Solidarity General Secretary Pat Harrington has also condemned this element of the proposed Welfare Reform Bill. And he warned that it could leave disabled people trapped in their homes.
“This change is scheduled to start in October 2012. So we have just over a year and a half to organise and kill this bill. If we don’t, around 80,000 people will have vital funds cut – funds that help them meet extra transport costs. The results could be devastating as many will be trapped in their homes without any independent means of travel.”
He reiterated his claim that the “Con-Dem coalition government seems to take a sadistic pleasure in picking on the vulnerable and needy.”
“After disabled people, who will they pick on next? What about those in nursing homes, unable to fend for themselves? Or what about single parents, the unemployed, those just about scraping by on the National Minimum Wage or Jobseeker's Allowance.
Cameron and Clegg claim that the Welfare Reform Bill is going to "make work pay." They’re going to get people off of benefits and into jobs. But where are all of these jobs? I don’t see them – do you? All I see are cuts, cuts and more cuts.
I don’t think that this Con-Dem government is interested in ordinary working folks anyway. All they seem to worry about is appeasing the banks. Look at Barclays bank. It paid just one percent tax on profits of more than £11billion. It also looks like its Chief Executive – Bob Diamond – will receive a bonus of around £8 Million. Is that right, is that fair?”
Returning to the specific question of discrimination against the disabled, Mr. Harrington called upon Solidarity members and supporters to help organize opposition to this element of the Welfare Reform Bill.
“In the first instance, everyone should support the Keep the UK Disability Living Allowance! campaign that’s being run via Facebook Causes.
It’s got over 30,000 supporters, which gives an indication of the strength of feeling out there. Hopefully, the Con-Dem government will take notice of this campaign and stop discriminating against disabled folks. If not, Solidarity Trade Union is willing to take its part in any campaign to stand and defend the rights of those who are less fortunate than ourselves.

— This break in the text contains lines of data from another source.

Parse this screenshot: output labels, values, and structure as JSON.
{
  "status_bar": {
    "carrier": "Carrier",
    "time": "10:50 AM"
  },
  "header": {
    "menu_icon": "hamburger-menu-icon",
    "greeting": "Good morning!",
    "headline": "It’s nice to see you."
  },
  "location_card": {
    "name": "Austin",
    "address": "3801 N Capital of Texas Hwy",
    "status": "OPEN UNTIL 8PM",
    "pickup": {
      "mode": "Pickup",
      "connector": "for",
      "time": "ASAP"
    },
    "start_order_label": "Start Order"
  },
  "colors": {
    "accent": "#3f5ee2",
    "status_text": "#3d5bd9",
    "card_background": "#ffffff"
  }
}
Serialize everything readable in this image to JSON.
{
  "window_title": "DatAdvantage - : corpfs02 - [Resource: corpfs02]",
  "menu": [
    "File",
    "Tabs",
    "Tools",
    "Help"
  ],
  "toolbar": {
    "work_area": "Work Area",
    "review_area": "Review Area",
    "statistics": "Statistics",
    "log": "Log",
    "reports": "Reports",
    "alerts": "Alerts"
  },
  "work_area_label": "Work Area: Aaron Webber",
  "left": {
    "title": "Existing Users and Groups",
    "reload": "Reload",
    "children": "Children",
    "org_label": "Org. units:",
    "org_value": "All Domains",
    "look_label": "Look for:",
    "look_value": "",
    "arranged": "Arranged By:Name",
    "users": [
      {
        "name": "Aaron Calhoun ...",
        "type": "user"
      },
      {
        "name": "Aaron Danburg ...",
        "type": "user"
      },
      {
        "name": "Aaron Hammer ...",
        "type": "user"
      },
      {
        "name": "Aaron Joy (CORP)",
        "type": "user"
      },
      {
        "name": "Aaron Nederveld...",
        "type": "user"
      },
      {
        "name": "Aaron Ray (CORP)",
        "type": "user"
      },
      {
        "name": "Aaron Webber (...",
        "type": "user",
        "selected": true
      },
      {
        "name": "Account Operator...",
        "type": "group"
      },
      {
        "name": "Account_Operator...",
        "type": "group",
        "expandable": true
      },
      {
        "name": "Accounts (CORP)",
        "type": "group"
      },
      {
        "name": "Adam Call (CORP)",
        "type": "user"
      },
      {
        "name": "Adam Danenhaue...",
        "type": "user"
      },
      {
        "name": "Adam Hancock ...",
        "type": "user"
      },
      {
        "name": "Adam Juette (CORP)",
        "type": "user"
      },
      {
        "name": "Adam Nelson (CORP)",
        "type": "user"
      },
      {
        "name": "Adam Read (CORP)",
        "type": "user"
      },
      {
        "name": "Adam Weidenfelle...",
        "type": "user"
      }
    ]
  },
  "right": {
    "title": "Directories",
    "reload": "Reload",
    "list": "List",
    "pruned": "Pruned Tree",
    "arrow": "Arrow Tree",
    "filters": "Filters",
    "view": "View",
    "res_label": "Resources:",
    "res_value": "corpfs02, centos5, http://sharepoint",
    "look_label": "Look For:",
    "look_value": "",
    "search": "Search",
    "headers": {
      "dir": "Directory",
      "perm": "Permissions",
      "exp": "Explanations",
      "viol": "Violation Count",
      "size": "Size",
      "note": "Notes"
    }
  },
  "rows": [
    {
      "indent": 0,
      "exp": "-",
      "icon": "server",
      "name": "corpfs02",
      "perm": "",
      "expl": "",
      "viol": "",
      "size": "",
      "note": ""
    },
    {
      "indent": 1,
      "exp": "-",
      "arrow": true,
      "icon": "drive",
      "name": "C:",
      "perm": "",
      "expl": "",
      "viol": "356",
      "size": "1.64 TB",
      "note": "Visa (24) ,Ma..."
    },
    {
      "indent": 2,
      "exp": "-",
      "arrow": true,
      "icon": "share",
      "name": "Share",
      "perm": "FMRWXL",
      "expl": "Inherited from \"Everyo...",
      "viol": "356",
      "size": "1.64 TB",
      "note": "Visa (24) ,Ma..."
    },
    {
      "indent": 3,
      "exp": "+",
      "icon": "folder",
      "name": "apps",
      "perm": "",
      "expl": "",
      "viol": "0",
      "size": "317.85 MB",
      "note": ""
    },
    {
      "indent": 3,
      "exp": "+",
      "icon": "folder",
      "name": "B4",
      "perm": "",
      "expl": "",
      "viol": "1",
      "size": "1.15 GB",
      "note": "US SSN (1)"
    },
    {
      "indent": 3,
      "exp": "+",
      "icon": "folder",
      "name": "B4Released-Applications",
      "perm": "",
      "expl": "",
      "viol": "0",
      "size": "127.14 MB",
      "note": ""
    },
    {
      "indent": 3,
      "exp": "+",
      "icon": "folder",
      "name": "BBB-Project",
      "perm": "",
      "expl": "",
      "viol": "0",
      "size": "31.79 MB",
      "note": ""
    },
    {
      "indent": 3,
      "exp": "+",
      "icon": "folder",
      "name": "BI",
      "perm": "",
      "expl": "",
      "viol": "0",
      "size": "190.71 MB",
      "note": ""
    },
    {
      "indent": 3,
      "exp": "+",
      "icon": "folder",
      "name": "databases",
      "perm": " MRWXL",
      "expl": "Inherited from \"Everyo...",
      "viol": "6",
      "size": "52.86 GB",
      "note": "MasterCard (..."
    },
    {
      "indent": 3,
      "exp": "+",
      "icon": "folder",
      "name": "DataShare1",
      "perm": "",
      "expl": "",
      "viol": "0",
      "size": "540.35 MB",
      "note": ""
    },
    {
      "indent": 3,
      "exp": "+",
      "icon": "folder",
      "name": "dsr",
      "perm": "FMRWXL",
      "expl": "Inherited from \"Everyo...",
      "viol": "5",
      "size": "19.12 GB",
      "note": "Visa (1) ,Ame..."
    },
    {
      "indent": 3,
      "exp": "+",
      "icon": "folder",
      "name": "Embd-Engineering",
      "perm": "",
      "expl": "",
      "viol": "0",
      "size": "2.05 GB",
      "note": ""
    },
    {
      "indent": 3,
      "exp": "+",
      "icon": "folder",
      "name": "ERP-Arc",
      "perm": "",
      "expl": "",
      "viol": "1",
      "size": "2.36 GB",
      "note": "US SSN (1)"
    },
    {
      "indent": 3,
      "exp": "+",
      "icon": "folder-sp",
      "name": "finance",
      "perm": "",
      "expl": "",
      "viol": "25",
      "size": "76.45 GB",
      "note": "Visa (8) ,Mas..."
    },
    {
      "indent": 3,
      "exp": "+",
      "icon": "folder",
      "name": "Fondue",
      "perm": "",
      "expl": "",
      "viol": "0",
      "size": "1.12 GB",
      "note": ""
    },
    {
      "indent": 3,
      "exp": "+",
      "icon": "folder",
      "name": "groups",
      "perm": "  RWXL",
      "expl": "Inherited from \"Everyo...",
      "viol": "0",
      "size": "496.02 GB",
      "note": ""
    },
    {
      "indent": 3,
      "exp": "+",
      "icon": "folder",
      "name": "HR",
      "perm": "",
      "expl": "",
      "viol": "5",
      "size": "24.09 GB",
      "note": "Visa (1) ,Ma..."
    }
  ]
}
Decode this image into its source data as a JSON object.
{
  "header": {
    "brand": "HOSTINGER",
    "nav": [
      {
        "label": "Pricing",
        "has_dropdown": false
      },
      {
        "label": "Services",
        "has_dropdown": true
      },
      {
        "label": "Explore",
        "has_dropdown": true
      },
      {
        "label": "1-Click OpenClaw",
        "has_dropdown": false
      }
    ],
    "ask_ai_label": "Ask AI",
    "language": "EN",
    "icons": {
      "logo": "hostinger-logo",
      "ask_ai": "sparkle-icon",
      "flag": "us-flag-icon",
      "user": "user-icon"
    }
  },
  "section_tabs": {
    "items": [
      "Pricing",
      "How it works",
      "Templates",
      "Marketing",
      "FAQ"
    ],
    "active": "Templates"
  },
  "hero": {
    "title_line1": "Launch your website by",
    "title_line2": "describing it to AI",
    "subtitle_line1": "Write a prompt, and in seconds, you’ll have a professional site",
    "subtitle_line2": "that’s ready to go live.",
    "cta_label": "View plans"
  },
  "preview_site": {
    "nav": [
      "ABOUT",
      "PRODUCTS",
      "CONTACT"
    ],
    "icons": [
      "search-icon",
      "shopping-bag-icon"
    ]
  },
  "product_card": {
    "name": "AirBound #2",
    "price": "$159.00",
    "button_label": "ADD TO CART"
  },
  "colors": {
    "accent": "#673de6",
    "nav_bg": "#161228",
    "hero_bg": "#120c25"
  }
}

In the meantime, I’d urge all members and supporters of STU - as well as many, many, more members of the public to support this Facebook-based campaign”.
The Facebook campaign can be found here.